Prior to about a couple months ago, I was a die-hard fan of the Myers Briggs Personality Inventory. I would frequently ask my clients (especially my couples) to take a test online at www.16personalities.com for free and bring the results into their next session to discuss together. I found them highly insightful and helpful in encouraging couples to understand not only themselves, but their partners better. My husband (INTJ) and I (INFP) would reference our types a lot in our marriage when we would hit an impasse as a way of saying, “Hey, remember who you are talking to. This FP can’t handle your TJ energy right now.”
Until recently, that was all I used. Then I came across the book THE ROAD BACK TO YOU by Ian Morgan Cron and Suzanne Stabile. Now, I am officially an Enneagram convert. I have bought in to the whole shebang of how it rates people’s personalities. Where the MBPI seems to highlight strengths, I feel (and please remember this is just my opinion) the Enneagram highlights some of the more “uncomfortable” parts of ourselves. But not in a negative way at all… more in a way that encourages growth and self-awareness.
I am an Enneagram 9 with a 1 wing. Put simply, I am a “Peacemaker” with Perfectionist tendencies. 9’s are innate procrastinators, but drawing from the 1 wing helps them with focus so they can accomplish more, thus enhancing confidence (which 9’s desperately need). In reading this book, the description of a 9 that stood out to me the most, that made me the most uncomfortable, was that 9’s do not think of themselves as being very important. I have always wanted to live in the shadows because I felt “There’s nothing to see here”. Which is probably confusing to some because I was a theatre major and live for being on the stage. But guess what? Sherry isn’t on the stage. Sherry puts on a character and can be whoever you need her to be. That isn’t scary to me at all. But asserting myself AS myself? That can be terrifying.
My husband is an Enneagram 8, a “Challenger”. Think about that. A Peacemaker and a Challenger have been married for 16 years. How did we survive? Challengers welcome opposition. They can be blunt and aggressive, untrusting, with a tough exterior. But they have tender hearts and will fight to the death to protect those they love. Honestly, they LOVE to fight. But what a Challenger might consider a tiny little disagreement, a 9 will feel is a knock down, drag out. When my husband read my personality type, he got emotional and said to me, “It must be so hard for someone like you to be married to someone like me.” While I had to be honest and admit that yes, it IS sometimes difficult, it is also beautiful. He gives me strength, and I give him patience. He gives me courage, and I give him kindness. We complement each other in such a beautiful way, and through years of hard work and never giving up, we found a way to be stronger together because of our personalities as opposed to in spite of them.

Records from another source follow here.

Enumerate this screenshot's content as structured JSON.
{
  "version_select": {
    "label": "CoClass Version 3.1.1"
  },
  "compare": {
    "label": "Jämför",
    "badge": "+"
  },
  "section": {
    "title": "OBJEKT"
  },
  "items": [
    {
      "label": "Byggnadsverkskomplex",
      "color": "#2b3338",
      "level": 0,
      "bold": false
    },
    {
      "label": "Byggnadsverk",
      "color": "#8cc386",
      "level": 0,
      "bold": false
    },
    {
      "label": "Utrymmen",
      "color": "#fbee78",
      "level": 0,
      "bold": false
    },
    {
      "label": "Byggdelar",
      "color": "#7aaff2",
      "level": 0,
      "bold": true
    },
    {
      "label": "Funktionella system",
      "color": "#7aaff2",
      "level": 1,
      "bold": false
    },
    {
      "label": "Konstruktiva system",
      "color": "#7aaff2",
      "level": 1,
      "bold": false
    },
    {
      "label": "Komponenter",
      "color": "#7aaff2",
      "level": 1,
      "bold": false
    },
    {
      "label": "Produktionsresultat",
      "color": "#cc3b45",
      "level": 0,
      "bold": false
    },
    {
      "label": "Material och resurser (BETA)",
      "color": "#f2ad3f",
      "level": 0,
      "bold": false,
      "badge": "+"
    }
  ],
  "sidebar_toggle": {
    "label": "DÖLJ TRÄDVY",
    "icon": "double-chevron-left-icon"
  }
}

It is never too late to learn more about your partner and yourself. Find what works for you and dig into it. And when you think you’ve hit the bottom, dig deeper. For me and my husband, the Enneagram exploration we have been on has been a wonderful “uncovering” of things we ultimately knew about one another, but shined a light on them in a way that resonated on a much deeper lever. And for us, that is invaluable.